  2.  They help in maintaining the composition of protoplasm.
  3.  They are used in the formation of various structures in the body eg keratin in the hair, nails, hooves, horns, feathers etc.
  4. They are important in the formation of enzymes, which speed up chemical reactions in organisms..
  5.  They form antibodies which defend the body against diseases.
  6.  Coordination of activities in the body as a hormone constituent.
  7.  Proteins may be used for respiration in circumstances where carbohydrates and lipids are not present.

Deficiency of proteins causes a disease called kwashiorkor. Occurs normally in children between ages of 6 months and 4 years because of the high energy requirement and growth after weaning.

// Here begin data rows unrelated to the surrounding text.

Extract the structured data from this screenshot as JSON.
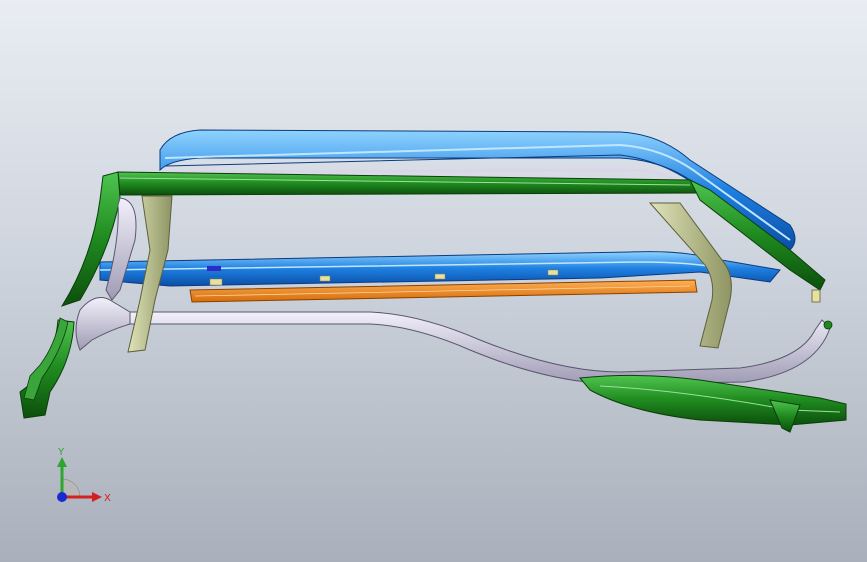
{
  "viewport": {
    "background_top": "#e9edf3",
    "background_bottom": "#a9b0bb"
  },
  "model": {
    "colors": {
      "blue_rail": "#1e7fe0",
      "blue_rail_light": "#5fb8ff",
      "green_part": "#1f8a1f",
      "green_dark": "#0f5a10",
      "gray_rail": "#c9c6d8",
      "olive_part": "#b8bf8a",
      "orange_strip": "#f08a1e",
      "cream_clip": "#e8e0a0"
    },
    "parts": [
      "blue-roof-rail-upper",
      "blue-roof-rail-lower",
      "green-front-pillar",
      "green-top-bar",
      "gray-lower-rail",
      "olive-bracket-left",
      "olive-bracket-right",
      "orange-strip",
      "green-rear-seal",
      "green-bottom-hose"
    ]
  },
  "triad": {
    "x_label": "X",
    "y_label": "Y",
    "x_color": "#d42020",
    "y_color": "#2ea52e",
    "z_color": "#1a2ad0"
  }
}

Vitamins are organic constituents of food that are required in small amounts for a variety of metabolic processes. They often form part of enzymes.

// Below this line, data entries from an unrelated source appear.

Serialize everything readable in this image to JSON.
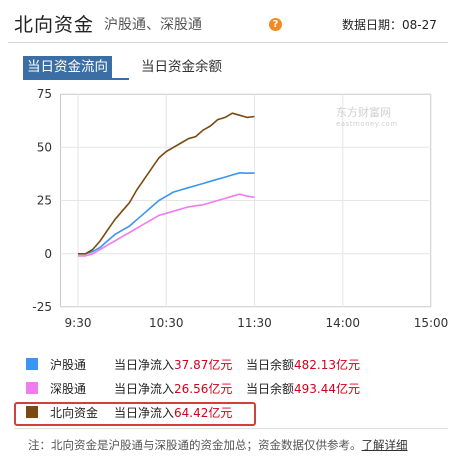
{
  "header": {
    "title": "北向资金",
    "subtitle": "沪股通、深股通",
    "help_icon": "question-icon",
    "date_label": "数据日期：08-27"
  },
  "tabs": [
    {
      "label": "当日资金流向",
      "active": true
    },
    {
      "label": "当日资金余额",
      "active": false
    }
  ],
  "watermark": {
    "brand": "东方财富网",
    "domain": "eastmoney.com"
  },
  "chart_data": {
    "type": "line",
    "x_ticks": [
      "9:30",
      "10:30",
      "11:30",
      "14:00",
      "15:00"
    ],
    "y_ticks": [
      "75",
      "50",
      "25",
      "0",
      "-25"
    ],
    "ylim": [
      -25,
      75
    ],
    "grid": true,
    "x_minutes_range": [
      0,
      240
    ],
    "series": [
      {
        "name": "沪股通",
        "color": "#3a96f0",
        "x": [
          0,
          5,
          10,
          15,
          20,
          25,
          30,
          35,
          40,
          45,
          50,
          55,
          60,
          65,
          70,
          75,
          80,
          85,
          90,
          95,
          100,
          105,
          110,
          115,
          120
        ],
        "y": [
          0,
          0,
          1,
          3,
          6,
          9,
          11,
          13,
          16,
          19,
          22,
          25,
          27,
          29,
          30,
          31,
          32,
          33,
          34,
          35,
          36,
          37,
          38,
          37.8,
          37.87
        ]
      },
      {
        "name": "深股通",
        "color": "#f07cf0",
        "x": [
          0,
          5,
          10,
          15,
          20,
          25,
          30,
          35,
          40,
          45,
          50,
          55,
          60,
          65,
          70,
          75,
          80,
          85,
          90,
          95,
          100,
          105,
          110,
          115,
          120
        ],
        "y": [
          -1,
          -1,
          0,
          2,
          4,
          6,
          8,
          10,
          12,
          14,
          16,
          18,
          19,
          20,
          21,
          22,
          22.5,
          23,
          24,
          25,
          26,
          27,
          28,
          27,
          26.56
        ]
      },
      {
        "name": "北向资金",
        "color": "#7a4a12",
        "x": [
          0,
          5,
          10,
          15,
          20,
          25,
          30,
          35,
          40,
          45,
          50,
          55,
          60,
          65,
          70,
          75,
          80,
          85,
          90,
          95,
          100,
          105,
          110,
          115,
          120
        ],
        "y": [
          0,
          0,
          2,
          6,
          11,
          16,
          20,
          24,
          30,
          35,
          40,
          45,
          48,
          50,
          52,
          54,
          55,
          58,
          60,
          63,
          64,
          66,
          65,
          64,
          64.42
        ]
      }
    ]
  },
  "legend": [
    {
      "name": "沪股通",
      "color": "#3a96f0",
      "inflow_label": "当日净流入",
      "inflow_value": "37.87亿元",
      "balance_label": "当日余额",
      "balance_value": "482.13亿元"
    },
    {
      "name": "深股通",
      "color": "#f07cf0",
      "inflow_label": "当日净流入",
      "inflow_value": "26.56亿元",
      "balance_label": "当日余额",
      "balance_value": "493.44亿元"
    },
    {
      "name": "北向资金",
      "color": "#7a4a12",
      "inflow_label": "当日净流入",
      "inflow_value": "64.42亿元",
      "balance_label": "",
      "balance_value": ""
    }
  ],
  "note": {
    "text": "注：北向资金是沪股通与深股通的资金加总；资金数据仅供参考。",
    "link": "了解详细"
  }
}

Vitamins are of two groups, i.e. water soluble and fat soluble vitamins. Fat soluble vitamins include A, D, E, and K. water soluble vitamins include B and C



Animal fat and oils, milk, liver, green vegetables, carrots, green paper. Normal growth.

Keeps skin and eyes healthy.

Increases resistance to disease.

v  Poor night vision [xeropthalamia] or night blindness.

v  Poor growth.

v  Reduced resistance to diseases.



Yeast, egg, liver, pulses,

Tomatoes, unpolished cereals.

As a coenzyme in cell respiration for the normal functioning of the heart and nerveous system v  Disease of the muscles, nerves and heart.

v  Loss of appetite.

v  Circulatory failure.

v  Paralysis.

v  Digestive trouble.

v  Wasting away of the muscles.

v  Poor assimilation loss of weight.



Meat, milk, other as for B1 For cell respiration

For skin health

v  Slow growth

v  Skin diseases

v  Sore mouth.

PP NIACINICOTINIC ACID Meat, fish, wheat, eggs, liver, green, vegetatables. For cell respiration PELLAGRA

–          A skin disease

–          Mental disorder

–          Abdominal pains

–          Diarrhea

–          Pigmentation in exposed areas of the chest


Ascorbic acid

Fresh citrus fruits, green vegetables, Irish potatoes –          Increased resistance to disease

–          Formation of collagen

–          Healing of wounds


–          Pains and swelling of the joints and gums,

–          Loosening of teeth, bleeding of the gums, skin and mucous membranes

–          Poor wound healing

–          General weakness



Milk, eggs, fish, liver, oil and butter.

Skin of man in sunlight

Hardening of bones and teeth RICKETS

(faulty bone formation in children)

Teeth diseases (dental caries)



Vegetable oil, eggs, liver Promotes fertility

(in rats)

Sterility in animals e.g. rats


Green vegetables, tomatoes and liver Clotting of blood Delayed clotting of blood


Mineral elements

These are in organic food constituents required by the body in small amounts but their deficiency affects the functioning of the body leading to a deficiency disease or symptom

Mineral elements can be grouped into

  • Essential mineral elements; i.e. those required in large amounts and include; Na, P, K, Ca and Fe
  • Non essential mineral elements; these are required in small amounts and include; Zn, Mo, Co, B and Mn. They are also called trace elements.

Table 3.4 Giving facts about some of the mineral elements required by man

IRON Beef, liver, kidney, green vegetables, G nuts, cocoa, beans, eggs. Constituent of haemoglobin Reduced red blood cell count and oxygen transport resulting in ANAEMIA
CALCIUM Vegetables, fish, milk, bread, eggs. Constituent of bones and teeth which it is responsible for hardening

For muscle contraction.

For clotting of blood.

Activator of enzymes.



PHOSPHOROUS Most foods (dairy products, meat, fish, poultry, nuts.) Formation of ATP.


Constituent of cell membranes

Not likely to be deficient since it is present in most foods especially protein
IODINE Sea fish, iodized salts. Constituent of the hormone thyroxine. GOITRE (swelling of the thyroid glands)
SODIUM Common salt. Transmission of nerve impulses

Muscle contraction

MUSCLE CRUMP (i.e. sharp pains in muscles)
FLUORINE Added to drinking water. Constituent of bones and teeth.

Prevents dental carries

Weak teeth (in children).




Carbohydrades Proteins Vitamins and Mineral salts.pdf